Bill Jones was the most skillful mechanic I have ever known and he soon took quite an interest in me because often he’d work until midnight (there was no 40-hour week nor overtime then) and I would stay and help him for I was learning fast by his tutelage. There were several customers who wouldn’t let anyone but Bill Jones work on their cars. Mr. George Moredock, District Manager for International Harvester Company, who owned a Cadillac, was one of them.
I shall divert here, because I want to tell about the most stupid thing I’ve ever done that could have gotten me fired and this through uncontrolled curiosity. One morning as I got off the street car a crowd of about 100 people came running by headed for the ferry at the foot of Main Street. Without asking any questions, and to this day I don’t know why, I joined the crowd. We boarded the ferry and headed down the river. I was then told that we were a group of ‘extras’ to be involved in making a movie they were filming out in the woods. I was bewildered but there was no turning back for me.
When we landed the director explained the plot and what we were to do. I think whoever wrote the thing must have just recovered from an orgy. THE PLOT: Ethel Barrymore was then one of America’s leading actresses. She was in love with this gypsy character who her father resented, so they were going to elope on horseback. We were instructed to each get a stick and at a signal the mob was to start running after the gypsy who was riding a horse. Can you imagine how fast a horse can run when he sees a mob coming after him, each with a stick in his hand?

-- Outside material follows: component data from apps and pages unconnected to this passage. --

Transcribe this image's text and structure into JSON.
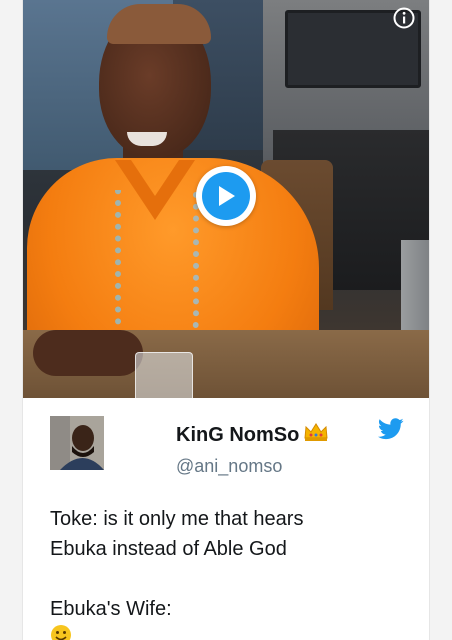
{
  "media": {
    "type": "video",
    "play_button_icon": "play-icon",
    "info_icon": "info-icon",
    "accent_color": "#1d9bf0"
  },
  "tweet": {
    "display_name": "KinG NomSo",
    "name_badge_icon": "crown-icon",
    "handle": "@ani_nomso",
    "platform_icon": "twitter-bird-icon",
    "lines": [
      "Toke: is it only me that hears",
      "Ebuka instead of Able God",
      "",
      "Ebuka's Wife:"
    ],
    "trailing_emoji_icon": "emoji-icon"
  }
}
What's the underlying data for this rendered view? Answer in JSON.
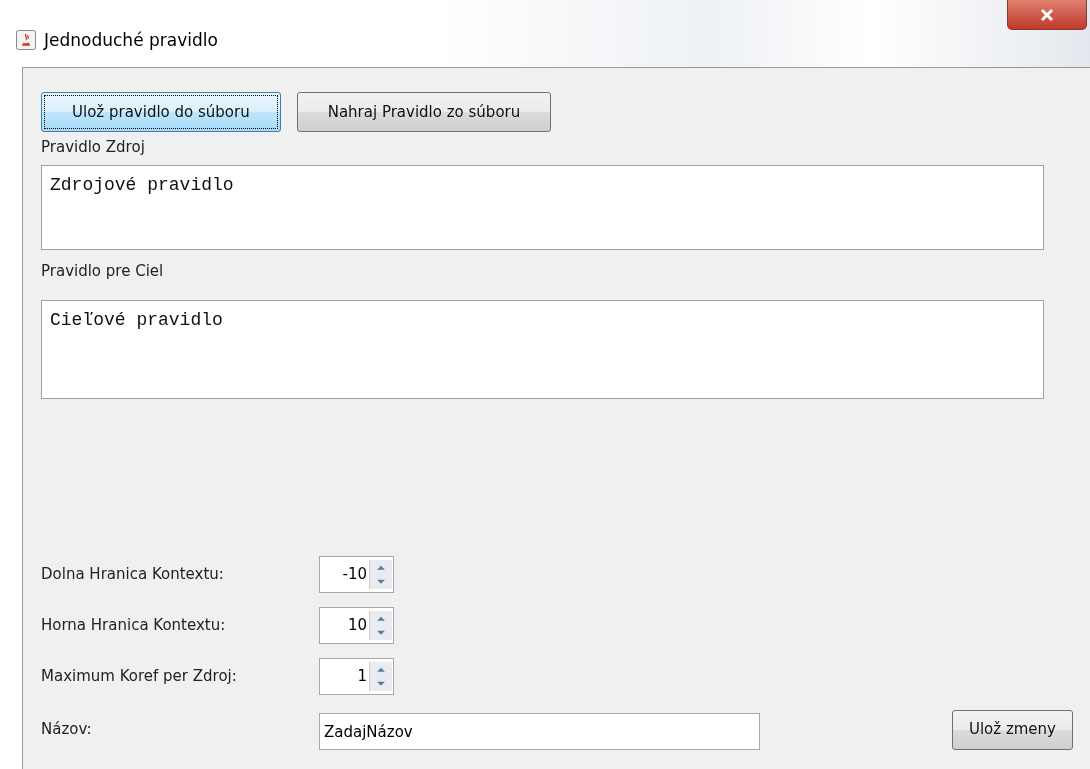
{
  "window": {
    "title": "Jednoduché pravidlo"
  },
  "file_buttons": [
    {
      "label": "Ulož pravidlo do súboru",
      "focused": true
    },
    {
      "label": "Nahraj Pravidlo zo súboru",
      "focused": false
    }
  ],
  "source": {
    "label": "Pravidlo Zdroj",
    "value": "Zdrojové pravidlo"
  },
  "target": {
    "label": "Pravidlo pre Ciel",
    "value": "Cieľové pravidlo"
  },
  "spinners": [
    {
      "label": "Dolna Hranica Kontextu:",
      "value": "-10"
    },
    {
      "label": "Horna Hranica Kontextu:",
      "value": "10"
    },
    {
      "label": "Maximum Koref per Zdroj:",
      "value": "1"
    }
  ],
  "name": {
    "label": "Názov:",
    "value": "ZadajNázov"
  },
  "save_button": {
    "label": "Ulož zmeny"
  }
}
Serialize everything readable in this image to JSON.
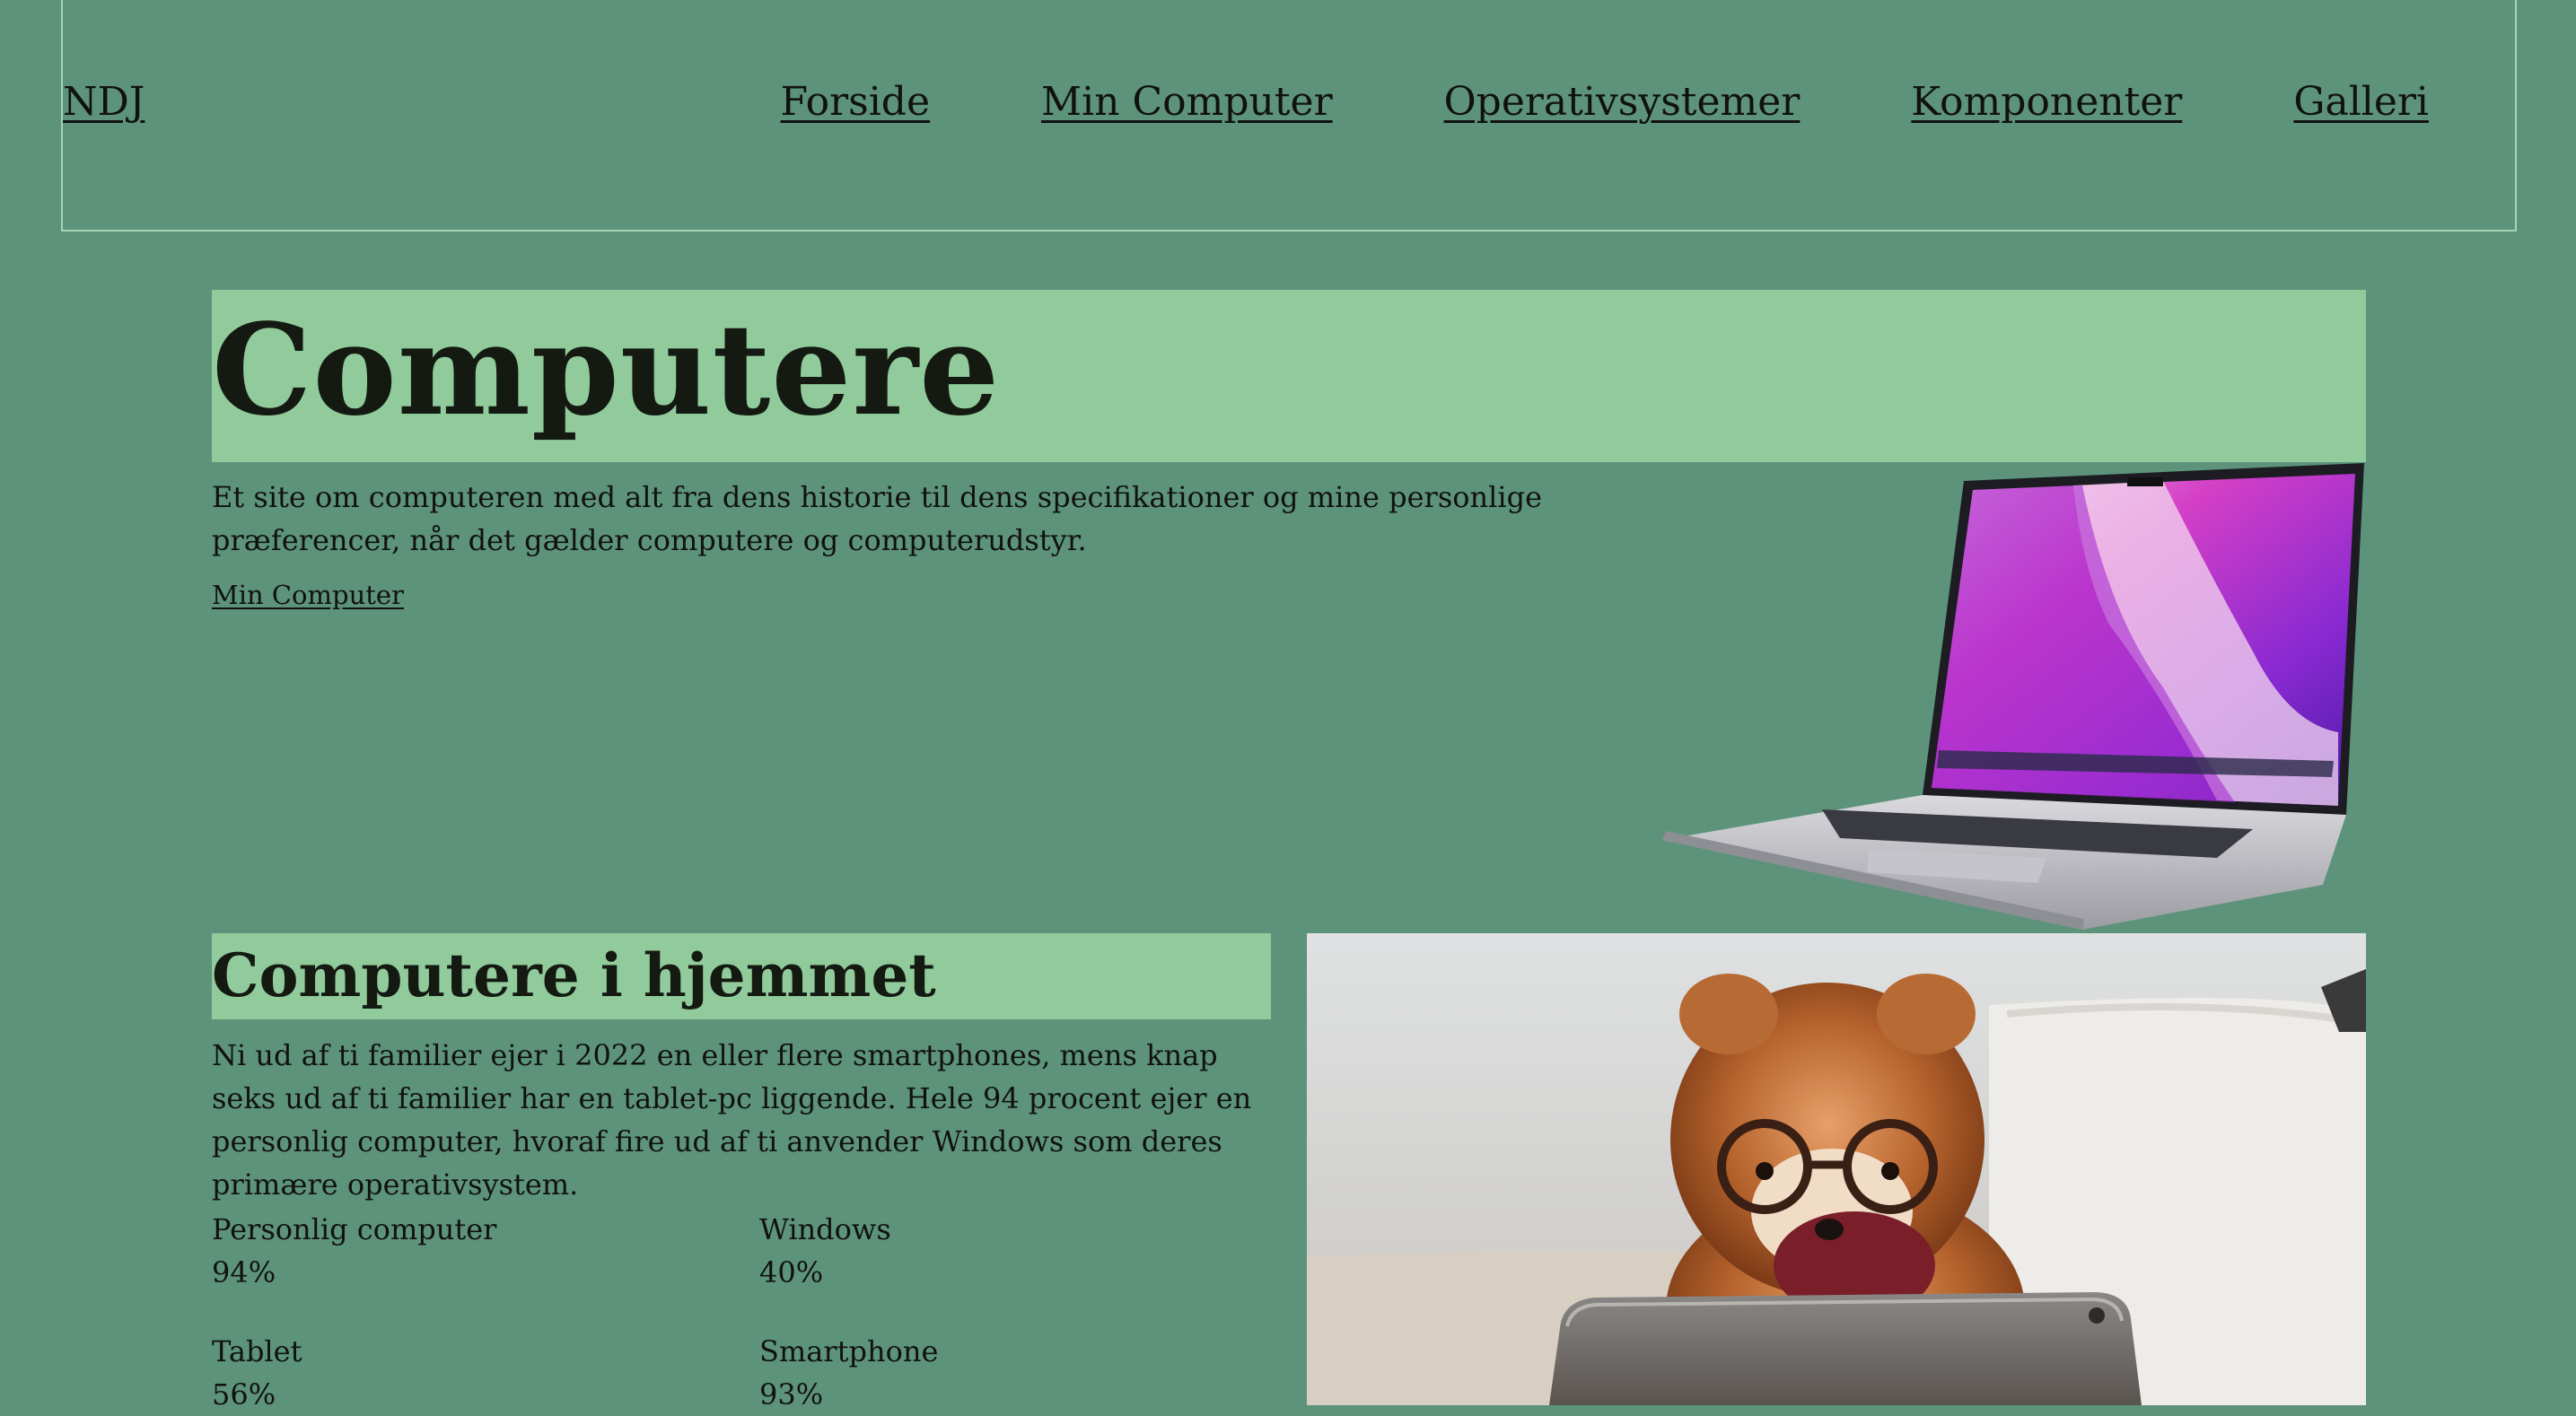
{
  "header": {
    "logo": "NDJ",
    "nav": [
      "Forside",
      "Min Computer",
      "Operativsystemer",
      "Komponenter",
      "Galleri"
    ]
  },
  "hero": {
    "title": "Computere",
    "text": "Et site om computeren med alt fra dens historie til dens specifikationer og mine personlige præferencer, når det gælder computere og computerudstyr.",
    "link": "Min Computer"
  },
  "section": {
    "title": "Computere i hjemmet",
    "text": "Ni ud af ti familier ejer i 2022 en eller flere smartphones, mens knap seks ud af ti familier har en tablet-pc liggende. Hele 94 procent ejer en personlig computer, hvoraf fire ud af ti anvender Windows som deres primære operativsystem.",
    "stats": [
      {
        "label": "Personlig computer",
        "value": "94%"
      },
      {
        "label": "Windows",
        "value": "40%"
      },
      {
        "label": "Tablet",
        "value": "56%"
      },
      {
        "label": "Smartphone",
        "value": "93%"
      }
    ]
  },
  "colors": {
    "background": "#5c937a",
    "title_bar": "#91cb9b",
    "header_border": "#a7d3b4"
  }
}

Anyway, after running a marathon all day the plot ended as they all usually do. The ‘lovers’ won out and with Ethel in the saddle and her gypsy mounted behind her –on the same horse- they rode off into the sunset. When we returned by ferry we ‘peons’ were instructed where to go to collect our day’s pay. I had great expectations for a sizeable stipend for I’d heard that people in the movie business were well paid.
I was almost thrown into a complete molt, however, when I presented my ticket at the pay window and was given a one dollar bill. This for running all day with a piece of pine limb in my hand trying to catch a horse. This episode did provide me with a valuable lesson that I’ve retained through my years: Never succumb to morbid curiosity. I dreaded facing my boss the next morning for fear of being fired, but when I told him about the episode and when he ceased laughing he told me: “Now let this be a good lesson for you. Get back there and get to work.”